Although she has had neither hint nor warning of what
was coming, Lady Stafford is a match for him. Mr, Potts's
intelligence of the evening before stands her now in good
' Indeed! * she says, without betraying any former
knowledge, turning eyes of the calmest upon him; ' you
surprise me. Tired so soon of Egyptian sphinxes ! I always
knew he had no taste. I hope he is quite well. I suppose
you heard from him ? *
' Yes. He is well; but evidently pines for home quarters
and old friends. Thinking you would like to see him after
so long a separation, I have invited him here. You—you
don't object ?'
' I ?' says her ladyship promptly reddening, but laughing
too very successfully, ' Now, why should I object ? On the
contrary, I shall be charmed; he will be quite an acquisition.
If I remember rightly'—with a Uttle affected drooping of
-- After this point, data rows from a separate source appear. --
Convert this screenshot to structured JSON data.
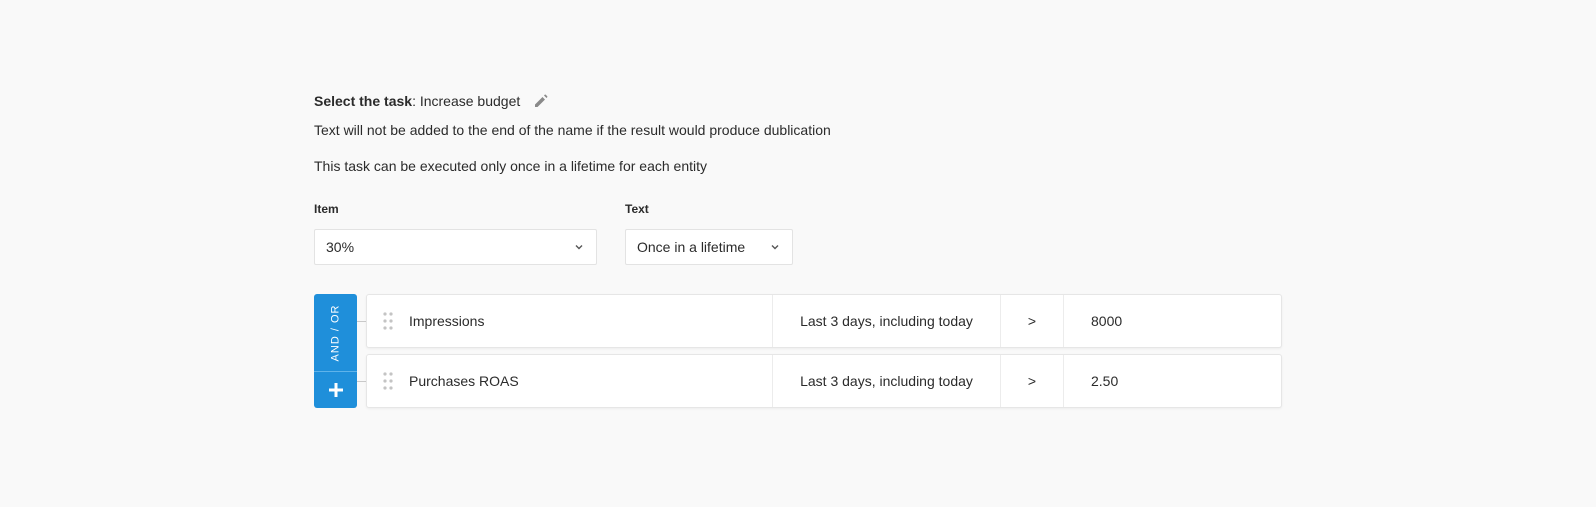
{
  "task": {
    "label": "Select the task",
    "separator": ": ",
    "value": "Increase budget"
  },
  "notes": [
    "Text will not be added to the end of the name if the result would produce dublication",
    "This task can be executed only once in a lifetime for each entity"
  ],
  "fields": {
    "item": {
      "label": "Item",
      "value": "30%"
    },
    "text": {
      "label": "Text",
      "value": "Once in a lifetime"
    }
  },
  "conditions": {
    "group_label": "AND / OR",
    "rows": [
      {
        "metric": "Impressions",
        "period": "Last 3 days, including today",
        "operator": ">",
        "value": "8000"
      },
      {
        "metric": "Purchases ROAS",
        "period": "Last 3 days, including today",
        "operator": ">",
        "value": "2.50"
      }
    ]
  },
  "icons": {
    "edit": "pencil-icon",
    "chevron": "chevron-down-icon",
    "drag": "drag-handle-icon",
    "add": "plus-icon"
  },
  "colors": {
    "accent": "#1f8fda",
    "background": "#f9f9f9",
    "text": "#2b2b2b"
  }
}
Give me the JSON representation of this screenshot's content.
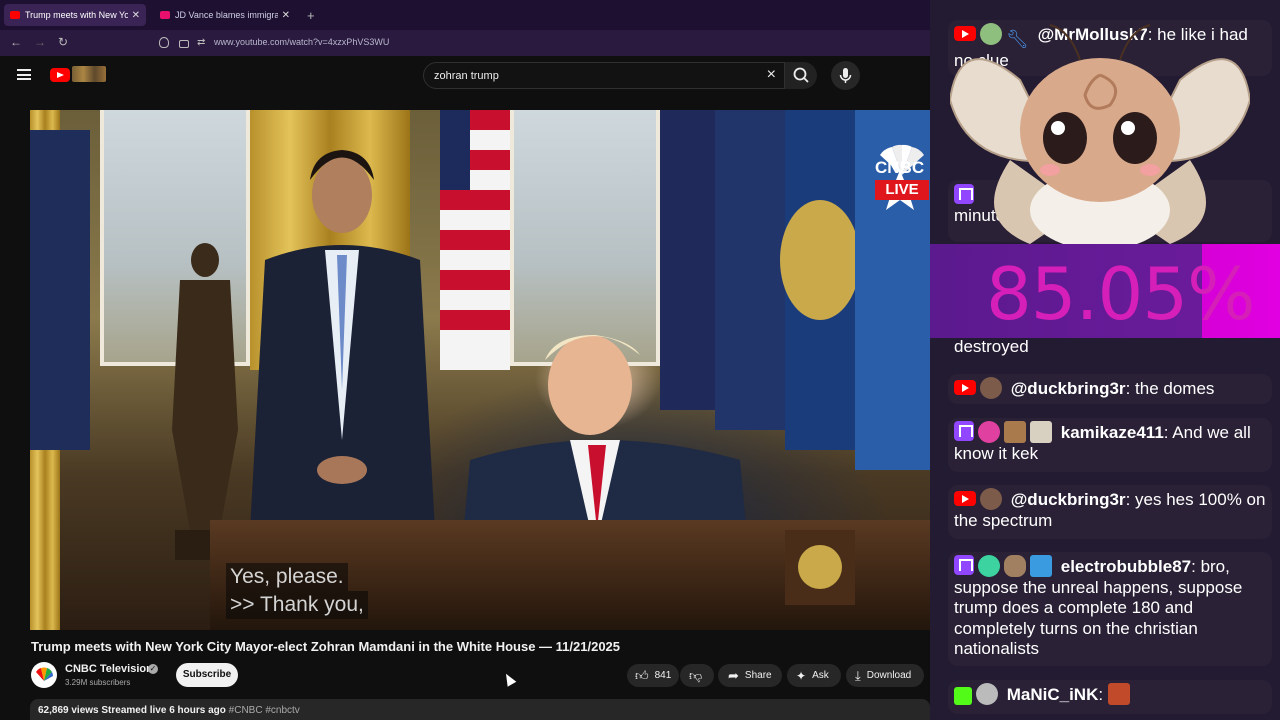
{
  "browser": {
    "tabs": [
      {
        "title": "Trump meets with New York Cit",
        "active": true
      },
      {
        "title": "JD Vance blames immigration f",
        "active": false
      }
    ],
    "url": "www.youtube.com/watch?v=4xzxPhVS3WU"
  },
  "youtube": {
    "search_value": "zohran trump",
    "video": {
      "channel_logo_text": "CNBC",
      "live_label": "LIVE",
      "captions": [
        "Yes, please.",
        ">> Thank you,"
      ],
      "title": "Trump meets with New York City Mayor-elect Zohran Mamdani in the White House — 11/21/2025",
      "channel": "CNBC Television",
      "subscribers": "3.29M subscribers",
      "subscribe_label": "Subscribe",
      "likes": "841",
      "share_label": "Share",
      "ask_label": "Ask",
      "download_label": "Download",
      "views": "62,869 views",
      "streamed": "Streamed live 6 hours ago",
      "tags": "#CNBC #cnbctv"
    }
  },
  "overlay": {
    "percent": "85.05%",
    "chat": [
      {
        "platform": "youtube",
        "user": "@MrMollusk7",
        "text": "he like i had no clue"
      },
      {
        "platform": "twitch",
        "user": "",
        "text": "minutes a…trump will immediate"
      },
      {
        "platform": "youtube",
        "user": "",
        "text": "destroyed"
      },
      {
        "platform": "youtube",
        "user": "@duckbring3r",
        "text": "the domes"
      },
      {
        "platform": "twitch",
        "user": "kamikaze411",
        "text": "And we all know it kek"
      },
      {
        "platform": "youtube",
        "user": "@duckbring3r",
        "text": "yes hes 100% on the spectrum"
      },
      {
        "platform": "twitch",
        "user": "electrobubble87",
        "text": "bro, suppose the unreal happens, suppose trump does a complete 180 and completely turns on the christian nationalists"
      },
      {
        "platform": "kick",
        "user": "MaNiC_iNK",
        "text": ""
      }
    ]
  },
  "colors": {
    "accent": "#ff0000",
    "twitch": "#9146ff",
    "overlay_bg": "#231b32",
    "pct_text": "#d51fb8"
  }
}
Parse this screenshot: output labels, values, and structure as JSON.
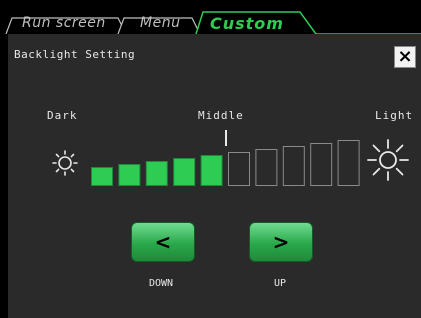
{
  "tabs": [
    {
      "label": "Run screen",
      "active": false
    },
    {
      "label": "Menu",
      "active": false
    },
    {
      "label": "Custom",
      "active": true
    }
  ],
  "panel": {
    "title": "Backlight Setting",
    "close_glyph": "×"
  },
  "backlight": {
    "dark_label": "Dark",
    "middle_label": "Middle",
    "light_label": "Light",
    "level": 5,
    "max_level": 11,
    "dark_icon": "dim-sun-icon",
    "light_icon": "bright-sun-icon"
  },
  "buttons": {
    "down_glyph": "<",
    "down_label": "DOWN",
    "up_glyph": ">",
    "up_label": "UP"
  },
  "colors": {
    "accent": "#2ecc52",
    "panel": "#2a2a2a",
    "inactive_bar_border": "#8a8a8a"
  }
}
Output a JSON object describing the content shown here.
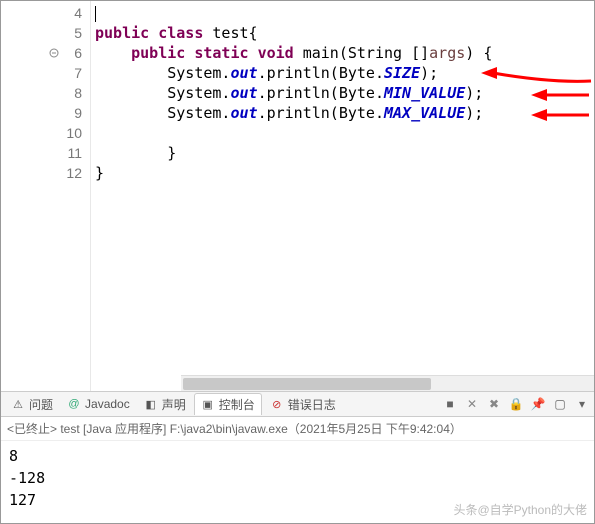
{
  "gutter": {
    "lines": [
      "4",
      "5",
      "6",
      "7",
      "8",
      "9",
      "10",
      "11",
      "12"
    ]
  },
  "code": {
    "l5": {
      "kw1": "public",
      "kw2": "class",
      "cls": "test",
      "tail": "{"
    },
    "l6": {
      "kw1": "public",
      "kw2": "static",
      "kw3": "void",
      "m": "main",
      "p1": "(String []",
      "arg": "args",
      "p2": ") {"
    },
    "l7": {
      "pre": "System.",
      "out": "out",
      "mid": ".println(Byte.",
      "fld": "SIZE",
      "post": ");"
    },
    "l8": {
      "pre": "System.",
      "out": "out",
      "mid": ".println(Byte.",
      "fld": "MIN_VALUE",
      "post": ");"
    },
    "l9": {
      "pre": "System.",
      "out": "out",
      "mid": ".println(Byte.",
      "fld": "MAX_VALUE",
      "post": ");"
    },
    "l11": {
      "txt": "}"
    },
    "l12": {
      "txt": "}"
    }
  },
  "tabs": {
    "problems": "问题",
    "javadoc": "Javadoc",
    "decl": "声明",
    "console": "控制台",
    "errorlog": "错误日志"
  },
  "console": {
    "header": "<已终止> test [Java 应用程序] F:\\java2\\bin\\javaw.exe（2021年5月25日 下午9:42:04）",
    "out1": "8",
    "out2": "-128",
    "out3": "127"
  },
  "watermark": "头条@自学Python的大佬"
}
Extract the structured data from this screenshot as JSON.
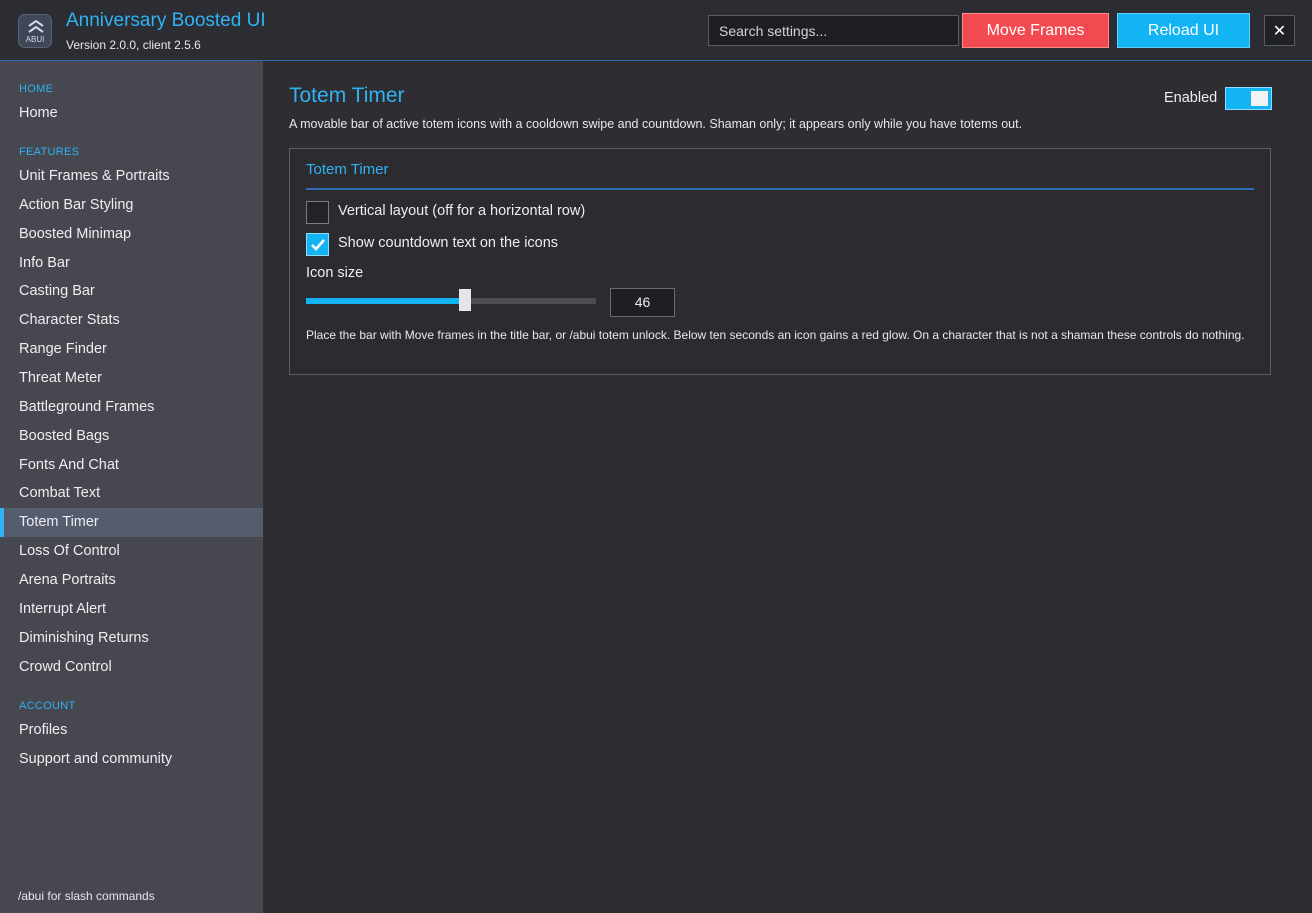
{
  "app": {
    "logo_text": "ABUI",
    "title": "Anniversary Boosted UI",
    "version": "Version 2.0.0, client 2.5.6"
  },
  "header": {
    "search_placeholder": "Search settings...",
    "move_frames_label": "Move Frames",
    "reload_ui_label": "Reload UI",
    "close_label": "✕"
  },
  "sidebar": {
    "sections": [
      {
        "label": "HOME",
        "items": [
          "Home"
        ]
      },
      {
        "label": "FEATURES",
        "items": [
          "Unit Frames & Portraits",
          "Action Bar Styling",
          "Boosted Minimap",
          "Info Bar",
          "Casting Bar",
          "Character Stats",
          "Range Finder",
          "Threat Meter",
          "Battleground Frames",
          "Boosted Bags",
          "Fonts And Chat",
          "Combat Text",
          "Totem Timer",
          "Loss Of Control",
          "Arena Portraits",
          "Interrupt Alert",
          "Diminishing Returns",
          "Crowd Control"
        ]
      },
      {
        "label": "ACCOUNT",
        "items": [
          "Profiles",
          "Support and community"
        ]
      }
    ],
    "active_item": "Totem Timer",
    "footer": "/abui for slash commands"
  },
  "main": {
    "title": "Totem Timer",
    "description": "A movable bar of active totem icons with a cooldown swipe and countdown.  Shaman only; it appears only while you have totems out.",
    "enabled_label": "Enabled",
    "enabled": true,
    "panel": {
      "title": "Totem Timer",
      "options": [
        {
          "label": "Vertical layout (off for a horizontal row)",
          "checked": false
        },
        {
          "label": "Show countdown text on the icons",
          "checked": true
        }
      ],
      "icon_size_label": "Icon size",
      "icon_size_value": "46",
      "icon_size_fraction": 0.547,
      "help": "Place the bar with Move frames in the title bar, or /abui totem unlock.  Below ten seconds an icon gains a red glow.  On a character that is not a shaman these controls do nothing."
    }
  },
  "colors": {
    "accent": "#30b3f2",
    "move_button": "#f24a50",
    "reload_button": "#13b4f4"
  }
}
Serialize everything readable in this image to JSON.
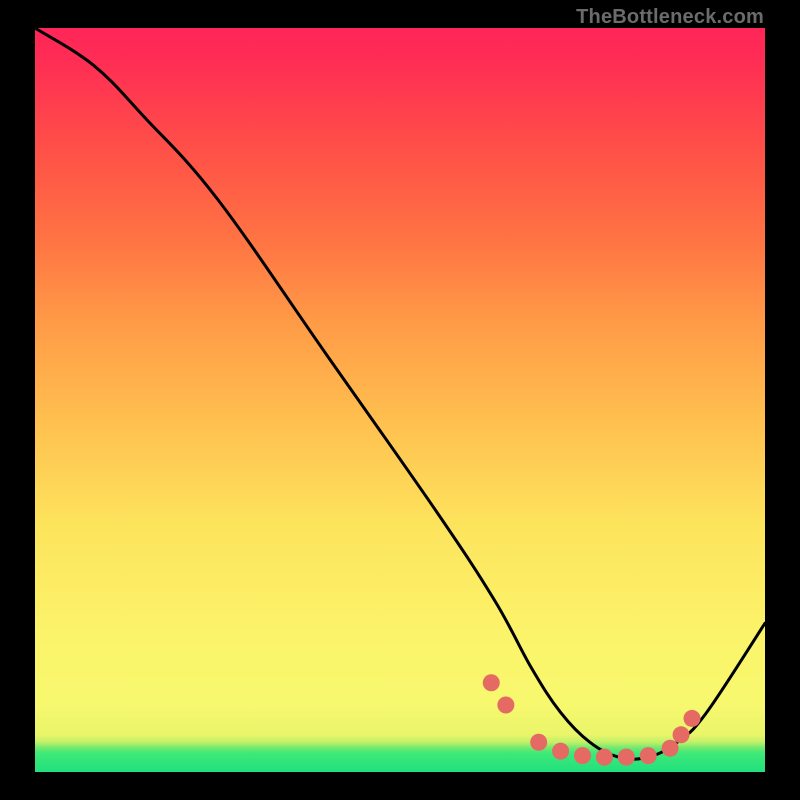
{
  "watermark": "TheBottleneck.com",
  "chart_data": {
    "type": "line",
    "title": "",
    "xlabel": "",
    "ylabel": "",
    "xlim": [
      0,
      100
    ],
    "ylim": [
      0,
      100
    ],
    "series": [
      {
        "name": "bottleneck-curve",
        "x": [
          0,
          8,
          15,
          25,
          40,
          55,
          63,
          68,
          72,
          76,
          80,
          84,
          88,
          92,
          100
        ],
        "y": [
          100,
          95,
          88,
          77,
          56,
          35,
          23,
          14,
          8,
          4,
          2,
          2,
          4,
          8,
          20
        ]
      }
    ],
    "markers": {
      "name": "dots",
      "x": [
        62.5,
        64.5,
        69.0,
        72.0,
        75.0,
        78.0,
        81.0,
        84.0,
        87.0,
        88.5,
        90.0
      ],
      "y": [
        12.0,
        9.0,
        4.0,
        2.8,
        2.2,
        2.0,
        2.0,
        2.2,
        3.2,
        5.0,
        7.2
      ]
    },
    "colors": {
      "curve": "#000000",
      "marker": "#e46a63"
    }
  }
}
the lids—' he is a very handsome man, and, I hear, amusing.'
Mr. Amherst, foiled in his amiable intention of drawing
confusion on the head of somebody, subsides into a grunt and
his easy chair. To have gone to all this trouble for nothing;
to have invited secretly this man, who interests him not at
all, iu hopes of a little excitement, and to have those hopes
frustrated, disgusts him.
Yet after all there will, there must be some amusement
in store for him, in watching the meeting between this
strange pair. He at least may not prove as cool and
indifferent as his pretty wife,
' He will be here to dinner to-day,' he says grumpishly,
knowing that all around him are inwardly rejoicing at his
This is a thunderbolt, though he is too much disheartened
by his first defeat to notice it. Lady Stafford grows several
shades paler, and — luncheon being at an end — rises
hurriedly. Going towards the door, she glances back, and
draws Molly by a look to her side,
' Come with me,' she says; ' I must speak to someone,
and to you before any of the others.'
When they have reached Cecil's pretty sitting-room, off
which her bedroom opens, the first thing her ladyship does is
to subside into a seat and laugh a Uttle.
'It is like a play,' she says, ' the idea of his coming down